Sam Greenwood Clashes with German Players over Tournament Scouting
Sam Greenwood, right after winning the A$50,000 High Roller at the Aussie Millions where he beat a field of just four players, has complained on Twitter about the behavior where players linger in the tournament room and wait to sign up for (super) high roller tournaments to scout the field first.
Greenwood, a regular on the High Roller circuit with $7,336,466 in live tournament earnings, blasted fellow pros who were "milling around the tournament room, waiting to see if a High Roller 'gets good.'"
Lingering High Rollers
A poker tournament can only get started when enough players have bought in. If a tournament starts with not enough players, the tournament could be over before the scheduled late registration closes when players get knocked out at too rapid a pace. For most regular tournaments, this isn't much of an issue as enough players sign up well before play is to get underway. For bigger buy-in events, which naturally have much smaller field sizes, this is not the case. Therefore, Super High Roller events often get underway later than originally planned.
"If you are milling around the tournament room, waiting to see if a High Roller "gets good", you should be forced to wait in a Pen of Shame."
Often enough, players who are contemplating to buy-in to big buy-in events, first want to see who's signing up before they wager their money. But with those players sitting out, some events never get off the ground at all.
Greenwood, in his somewhat angered tweet, advocated simply to start playing instead of waiting to see who (else) signs up. He not only pointed to the Aussie Millions events where he, Jan-Eric Schwippert, Alex Foxen, and Koji Fujimoto were the only entrants, he also addressed the situation in Prague. In that event, play was delayed for a bit before the event eventually got underway with just Timothy Adams, Daniel Dvoress, Christopher Kruk, Orpen Kisacikoglu, Jean Ferreira, and Sam Greenwood seated.
Greenwood found 25 twitter users liking his tweet, and three retweeting the message — among them WSOP Main Event champion Joe McKeehen, and 2010 UKIPT Edinburgh side event champion Niall Farrell. His follow-up tweet, where he declared "Also if you're unwilling to start games or show up on time you aren't the best in the world," followed by a German flag emoticon, gained another 29 likes.
The Germans React
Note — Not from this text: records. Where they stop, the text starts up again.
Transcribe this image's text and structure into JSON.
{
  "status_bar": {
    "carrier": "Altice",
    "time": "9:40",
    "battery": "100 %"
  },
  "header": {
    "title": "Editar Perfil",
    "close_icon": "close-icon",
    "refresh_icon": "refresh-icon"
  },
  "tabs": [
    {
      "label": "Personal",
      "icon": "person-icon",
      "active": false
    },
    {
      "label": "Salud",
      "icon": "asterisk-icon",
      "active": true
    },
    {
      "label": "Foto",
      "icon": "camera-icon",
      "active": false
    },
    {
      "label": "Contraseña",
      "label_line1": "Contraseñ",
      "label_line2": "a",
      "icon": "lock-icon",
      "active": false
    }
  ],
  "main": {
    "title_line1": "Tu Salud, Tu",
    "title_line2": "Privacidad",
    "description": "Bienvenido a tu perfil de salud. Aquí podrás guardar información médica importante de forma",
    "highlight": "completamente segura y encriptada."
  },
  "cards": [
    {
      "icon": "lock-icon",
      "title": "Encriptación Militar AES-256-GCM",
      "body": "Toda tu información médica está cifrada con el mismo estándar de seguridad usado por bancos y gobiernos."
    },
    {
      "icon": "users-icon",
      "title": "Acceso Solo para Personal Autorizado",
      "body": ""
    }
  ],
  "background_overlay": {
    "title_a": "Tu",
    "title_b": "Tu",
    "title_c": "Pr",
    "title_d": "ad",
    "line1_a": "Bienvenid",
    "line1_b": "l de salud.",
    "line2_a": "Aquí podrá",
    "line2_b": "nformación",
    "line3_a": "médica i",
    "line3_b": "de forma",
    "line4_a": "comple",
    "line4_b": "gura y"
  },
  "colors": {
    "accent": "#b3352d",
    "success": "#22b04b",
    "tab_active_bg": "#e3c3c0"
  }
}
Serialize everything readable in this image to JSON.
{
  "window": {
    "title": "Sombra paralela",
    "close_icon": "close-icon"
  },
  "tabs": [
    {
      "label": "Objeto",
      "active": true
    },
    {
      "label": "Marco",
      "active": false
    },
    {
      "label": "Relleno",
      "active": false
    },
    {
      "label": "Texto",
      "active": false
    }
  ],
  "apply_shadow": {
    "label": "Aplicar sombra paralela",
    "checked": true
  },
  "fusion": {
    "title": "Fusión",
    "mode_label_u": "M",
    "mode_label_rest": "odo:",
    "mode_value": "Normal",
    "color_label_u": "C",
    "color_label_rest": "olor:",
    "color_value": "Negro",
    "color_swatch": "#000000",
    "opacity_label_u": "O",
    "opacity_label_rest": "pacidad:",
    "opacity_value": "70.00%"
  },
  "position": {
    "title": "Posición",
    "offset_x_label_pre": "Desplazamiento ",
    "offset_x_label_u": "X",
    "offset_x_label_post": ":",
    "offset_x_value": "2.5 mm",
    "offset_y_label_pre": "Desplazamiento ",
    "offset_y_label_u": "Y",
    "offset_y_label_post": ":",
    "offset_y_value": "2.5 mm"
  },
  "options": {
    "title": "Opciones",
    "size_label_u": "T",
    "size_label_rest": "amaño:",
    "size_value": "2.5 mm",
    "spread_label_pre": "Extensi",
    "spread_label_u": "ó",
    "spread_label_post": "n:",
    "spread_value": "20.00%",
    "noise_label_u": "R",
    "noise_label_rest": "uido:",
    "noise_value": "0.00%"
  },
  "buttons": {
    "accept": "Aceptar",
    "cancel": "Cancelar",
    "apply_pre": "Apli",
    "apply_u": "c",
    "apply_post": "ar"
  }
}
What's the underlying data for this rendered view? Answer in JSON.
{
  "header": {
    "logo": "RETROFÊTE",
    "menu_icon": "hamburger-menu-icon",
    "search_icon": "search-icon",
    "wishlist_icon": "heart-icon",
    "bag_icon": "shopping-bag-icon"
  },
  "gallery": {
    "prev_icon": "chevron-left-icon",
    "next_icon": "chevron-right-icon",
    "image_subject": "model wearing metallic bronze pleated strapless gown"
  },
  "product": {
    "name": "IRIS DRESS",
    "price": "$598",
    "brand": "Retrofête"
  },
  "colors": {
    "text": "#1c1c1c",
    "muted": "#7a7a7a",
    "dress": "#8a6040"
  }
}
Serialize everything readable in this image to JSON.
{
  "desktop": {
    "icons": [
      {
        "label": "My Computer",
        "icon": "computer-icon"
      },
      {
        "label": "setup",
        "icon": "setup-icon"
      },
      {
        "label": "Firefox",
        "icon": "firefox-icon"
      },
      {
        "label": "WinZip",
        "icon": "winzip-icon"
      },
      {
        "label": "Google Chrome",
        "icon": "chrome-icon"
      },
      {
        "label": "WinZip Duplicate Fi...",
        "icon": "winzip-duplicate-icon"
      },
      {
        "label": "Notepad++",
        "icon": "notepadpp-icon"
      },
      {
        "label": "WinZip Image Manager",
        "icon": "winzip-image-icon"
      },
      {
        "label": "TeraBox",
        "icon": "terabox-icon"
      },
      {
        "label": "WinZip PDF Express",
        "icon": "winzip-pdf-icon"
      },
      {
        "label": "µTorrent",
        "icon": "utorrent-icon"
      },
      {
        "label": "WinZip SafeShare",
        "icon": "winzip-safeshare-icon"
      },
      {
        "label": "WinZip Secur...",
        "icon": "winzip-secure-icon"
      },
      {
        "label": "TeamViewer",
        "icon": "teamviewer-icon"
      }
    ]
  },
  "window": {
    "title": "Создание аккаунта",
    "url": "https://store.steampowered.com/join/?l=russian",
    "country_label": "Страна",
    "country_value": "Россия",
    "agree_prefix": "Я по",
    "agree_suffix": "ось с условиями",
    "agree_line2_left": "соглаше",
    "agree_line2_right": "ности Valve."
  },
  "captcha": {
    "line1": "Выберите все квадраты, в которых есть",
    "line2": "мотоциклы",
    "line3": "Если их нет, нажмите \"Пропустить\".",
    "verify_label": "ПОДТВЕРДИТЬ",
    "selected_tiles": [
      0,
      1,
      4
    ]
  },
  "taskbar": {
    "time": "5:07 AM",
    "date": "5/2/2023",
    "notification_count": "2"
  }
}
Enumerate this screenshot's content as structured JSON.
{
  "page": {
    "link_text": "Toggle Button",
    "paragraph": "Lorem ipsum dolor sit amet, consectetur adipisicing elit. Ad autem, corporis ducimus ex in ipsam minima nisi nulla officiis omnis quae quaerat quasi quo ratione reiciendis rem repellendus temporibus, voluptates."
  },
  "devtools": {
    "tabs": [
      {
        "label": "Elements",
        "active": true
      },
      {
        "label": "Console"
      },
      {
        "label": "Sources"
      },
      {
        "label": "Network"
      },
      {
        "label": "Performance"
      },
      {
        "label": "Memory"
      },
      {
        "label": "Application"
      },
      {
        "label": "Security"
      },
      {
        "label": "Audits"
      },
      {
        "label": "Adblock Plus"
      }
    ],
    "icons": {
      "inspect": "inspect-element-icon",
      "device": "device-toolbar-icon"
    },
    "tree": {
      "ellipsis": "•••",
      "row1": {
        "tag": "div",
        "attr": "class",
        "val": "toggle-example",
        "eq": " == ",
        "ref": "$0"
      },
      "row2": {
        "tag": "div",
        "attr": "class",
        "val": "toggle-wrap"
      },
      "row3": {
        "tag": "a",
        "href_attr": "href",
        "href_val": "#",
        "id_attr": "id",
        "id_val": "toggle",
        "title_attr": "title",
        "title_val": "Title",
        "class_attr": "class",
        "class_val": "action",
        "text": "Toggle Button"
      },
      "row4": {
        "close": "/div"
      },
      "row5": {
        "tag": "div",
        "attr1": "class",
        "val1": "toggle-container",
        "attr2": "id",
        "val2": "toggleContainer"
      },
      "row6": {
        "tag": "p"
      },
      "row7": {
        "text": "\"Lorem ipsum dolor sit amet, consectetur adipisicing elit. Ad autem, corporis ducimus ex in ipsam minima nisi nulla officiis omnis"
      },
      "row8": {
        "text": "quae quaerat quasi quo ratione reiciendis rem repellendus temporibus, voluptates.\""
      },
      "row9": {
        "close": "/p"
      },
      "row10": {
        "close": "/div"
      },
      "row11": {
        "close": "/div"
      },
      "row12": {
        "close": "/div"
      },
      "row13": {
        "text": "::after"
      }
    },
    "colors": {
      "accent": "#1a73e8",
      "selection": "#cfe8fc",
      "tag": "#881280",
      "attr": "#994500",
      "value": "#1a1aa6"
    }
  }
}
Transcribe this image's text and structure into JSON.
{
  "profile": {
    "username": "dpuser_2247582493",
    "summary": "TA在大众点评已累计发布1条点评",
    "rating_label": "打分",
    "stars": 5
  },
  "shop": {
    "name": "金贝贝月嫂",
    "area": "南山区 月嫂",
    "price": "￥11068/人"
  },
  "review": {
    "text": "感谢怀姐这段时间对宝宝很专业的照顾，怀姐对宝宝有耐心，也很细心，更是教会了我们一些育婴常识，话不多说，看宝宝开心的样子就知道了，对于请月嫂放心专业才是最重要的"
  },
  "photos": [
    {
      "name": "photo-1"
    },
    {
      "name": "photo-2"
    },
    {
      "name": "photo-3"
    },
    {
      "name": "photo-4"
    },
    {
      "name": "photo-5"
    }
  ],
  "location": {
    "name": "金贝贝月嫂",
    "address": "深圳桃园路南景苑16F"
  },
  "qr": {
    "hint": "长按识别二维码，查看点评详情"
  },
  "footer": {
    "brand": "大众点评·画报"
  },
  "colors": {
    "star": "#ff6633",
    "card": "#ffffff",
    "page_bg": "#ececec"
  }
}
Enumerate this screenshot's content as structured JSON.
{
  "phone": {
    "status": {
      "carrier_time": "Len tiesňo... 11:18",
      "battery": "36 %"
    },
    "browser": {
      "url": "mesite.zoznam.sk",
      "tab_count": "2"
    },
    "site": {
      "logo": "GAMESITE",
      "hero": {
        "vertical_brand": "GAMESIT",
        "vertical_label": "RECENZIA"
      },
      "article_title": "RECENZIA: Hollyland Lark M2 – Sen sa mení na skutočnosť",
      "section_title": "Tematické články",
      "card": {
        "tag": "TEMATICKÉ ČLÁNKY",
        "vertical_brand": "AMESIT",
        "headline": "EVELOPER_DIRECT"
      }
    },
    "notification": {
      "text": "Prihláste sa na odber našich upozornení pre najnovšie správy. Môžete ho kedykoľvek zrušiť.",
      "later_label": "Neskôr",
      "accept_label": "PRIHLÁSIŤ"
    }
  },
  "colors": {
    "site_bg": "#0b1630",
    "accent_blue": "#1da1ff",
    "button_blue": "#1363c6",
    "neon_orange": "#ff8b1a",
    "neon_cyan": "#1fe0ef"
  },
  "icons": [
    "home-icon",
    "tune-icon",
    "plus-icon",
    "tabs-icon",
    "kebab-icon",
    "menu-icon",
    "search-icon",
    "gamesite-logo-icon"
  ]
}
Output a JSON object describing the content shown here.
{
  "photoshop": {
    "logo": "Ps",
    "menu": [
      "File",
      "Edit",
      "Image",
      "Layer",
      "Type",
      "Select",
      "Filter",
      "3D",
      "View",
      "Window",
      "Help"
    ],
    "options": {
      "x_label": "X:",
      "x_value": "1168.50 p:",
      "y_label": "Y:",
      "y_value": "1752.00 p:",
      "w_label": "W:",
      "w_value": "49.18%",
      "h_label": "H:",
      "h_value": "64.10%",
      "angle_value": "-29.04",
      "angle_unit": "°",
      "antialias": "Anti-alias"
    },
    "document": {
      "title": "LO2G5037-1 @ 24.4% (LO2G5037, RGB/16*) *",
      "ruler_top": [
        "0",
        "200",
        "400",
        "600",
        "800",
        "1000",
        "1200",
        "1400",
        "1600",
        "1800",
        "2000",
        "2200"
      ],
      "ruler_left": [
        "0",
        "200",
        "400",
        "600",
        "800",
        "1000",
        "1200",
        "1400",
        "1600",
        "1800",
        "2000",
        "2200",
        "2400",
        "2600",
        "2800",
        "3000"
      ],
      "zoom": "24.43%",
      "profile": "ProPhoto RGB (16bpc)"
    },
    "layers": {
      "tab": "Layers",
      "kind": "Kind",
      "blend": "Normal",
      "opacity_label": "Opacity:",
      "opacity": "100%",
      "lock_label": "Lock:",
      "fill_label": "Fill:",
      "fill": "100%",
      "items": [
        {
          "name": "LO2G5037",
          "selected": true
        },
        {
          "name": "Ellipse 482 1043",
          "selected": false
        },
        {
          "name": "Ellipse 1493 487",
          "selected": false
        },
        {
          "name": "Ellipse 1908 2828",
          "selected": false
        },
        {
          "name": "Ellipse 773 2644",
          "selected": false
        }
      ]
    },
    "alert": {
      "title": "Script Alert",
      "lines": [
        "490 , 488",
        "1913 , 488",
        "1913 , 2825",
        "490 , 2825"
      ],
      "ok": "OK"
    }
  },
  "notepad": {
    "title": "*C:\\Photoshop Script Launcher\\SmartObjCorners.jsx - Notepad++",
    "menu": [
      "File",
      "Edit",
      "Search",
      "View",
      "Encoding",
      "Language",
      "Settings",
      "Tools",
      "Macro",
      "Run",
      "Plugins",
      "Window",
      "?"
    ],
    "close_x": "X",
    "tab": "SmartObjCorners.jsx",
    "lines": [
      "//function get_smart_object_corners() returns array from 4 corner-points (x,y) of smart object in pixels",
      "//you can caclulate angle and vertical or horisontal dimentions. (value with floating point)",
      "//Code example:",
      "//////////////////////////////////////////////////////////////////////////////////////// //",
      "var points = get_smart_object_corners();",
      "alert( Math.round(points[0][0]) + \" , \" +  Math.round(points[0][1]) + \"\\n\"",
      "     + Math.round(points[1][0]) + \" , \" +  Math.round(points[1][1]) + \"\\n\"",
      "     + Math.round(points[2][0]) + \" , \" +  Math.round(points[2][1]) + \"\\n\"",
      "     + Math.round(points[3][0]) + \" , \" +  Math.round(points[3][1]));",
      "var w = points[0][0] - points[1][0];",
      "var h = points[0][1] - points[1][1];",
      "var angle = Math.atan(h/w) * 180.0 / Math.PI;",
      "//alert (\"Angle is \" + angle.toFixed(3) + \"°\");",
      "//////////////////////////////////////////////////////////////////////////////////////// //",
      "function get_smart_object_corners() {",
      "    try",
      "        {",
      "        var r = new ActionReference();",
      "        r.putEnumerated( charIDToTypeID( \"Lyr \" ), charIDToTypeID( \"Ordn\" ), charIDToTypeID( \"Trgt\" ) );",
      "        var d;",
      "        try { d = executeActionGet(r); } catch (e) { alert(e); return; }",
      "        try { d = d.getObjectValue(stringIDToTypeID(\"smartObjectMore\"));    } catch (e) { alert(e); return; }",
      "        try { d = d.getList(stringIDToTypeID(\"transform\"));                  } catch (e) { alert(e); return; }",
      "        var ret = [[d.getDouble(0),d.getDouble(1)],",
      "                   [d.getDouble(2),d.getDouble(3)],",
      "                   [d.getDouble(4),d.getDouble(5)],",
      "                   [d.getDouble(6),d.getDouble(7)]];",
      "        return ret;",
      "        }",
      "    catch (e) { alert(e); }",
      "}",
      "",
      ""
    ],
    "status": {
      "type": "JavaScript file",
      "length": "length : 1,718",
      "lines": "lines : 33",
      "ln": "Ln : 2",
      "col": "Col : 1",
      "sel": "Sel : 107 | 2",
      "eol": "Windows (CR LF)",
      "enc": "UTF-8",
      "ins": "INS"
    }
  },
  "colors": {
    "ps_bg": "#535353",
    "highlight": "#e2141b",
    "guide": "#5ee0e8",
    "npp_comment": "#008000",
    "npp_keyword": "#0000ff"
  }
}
With the German flag added in his second tweet, it left few to wonder who he was targetting with his small twitter tirade. The German contingent of High Stakes players, who we've written about extensively, reacted not too long after.
Koray Aldemir explained how some of the German high rollers weren't even in Prague, while the two that waited around had issues with the wiring of the money, and weren't scoping the field to see who was in.
Steffen Sontheimer, Stefan Schillhabel, and Dietrich Fast, all German regulars on the High Roller circuit, also replied to Greenwood on twitter:
@SamGreenwoodRIO These tweets are laughable on so many levels, Sam. While most Germans weren't even there, the 2(?)… https://t.co/2atayb8ukv— Koray Aldemir (@kooraay90)
@SamGreenwoodRIO Just wtf... still not over your limpraise against outofturn-openraiser on PCA and you start the ne… https://t.co/iT7pAftmk9— Steffen Sontheimer (@RunGo0seRun)
@SamGreenwoodRIO @random_chu What do these people think when you chop a 6handed sng with 3 left right after they bu… https://t.co/vM1bqwdUd4— Stefan Schillhabel (@becksundsoda)
While tournaments not getting off the ground is a sad state of affairs for poker fans, tournament organizers, and players alike, it remains a question if it would be good for tournaments if all the German players signed up from the start. As pointed out by Stevan Chew, the German players signing up from the start might not invite other players to start playing as much as Greenwood envisions.
@SamGreenwoodRIO True, but I don’t think an addition of 5 players to field size will lead to increased interest fro… https://t.co/Dm5nSL9ETA— chu (@random_chu)
The debate continues online, and, most likely, when they see each other in person when the next big buy-in event gets underway. Later this week, the A$100,000 Challenge at the Aussie Millions is scheduled. Also, on the other side of the globe, the US Poker Open is about to get underway. PokerNews will be present at both events, bringing you live coverage from the first flop till the last river.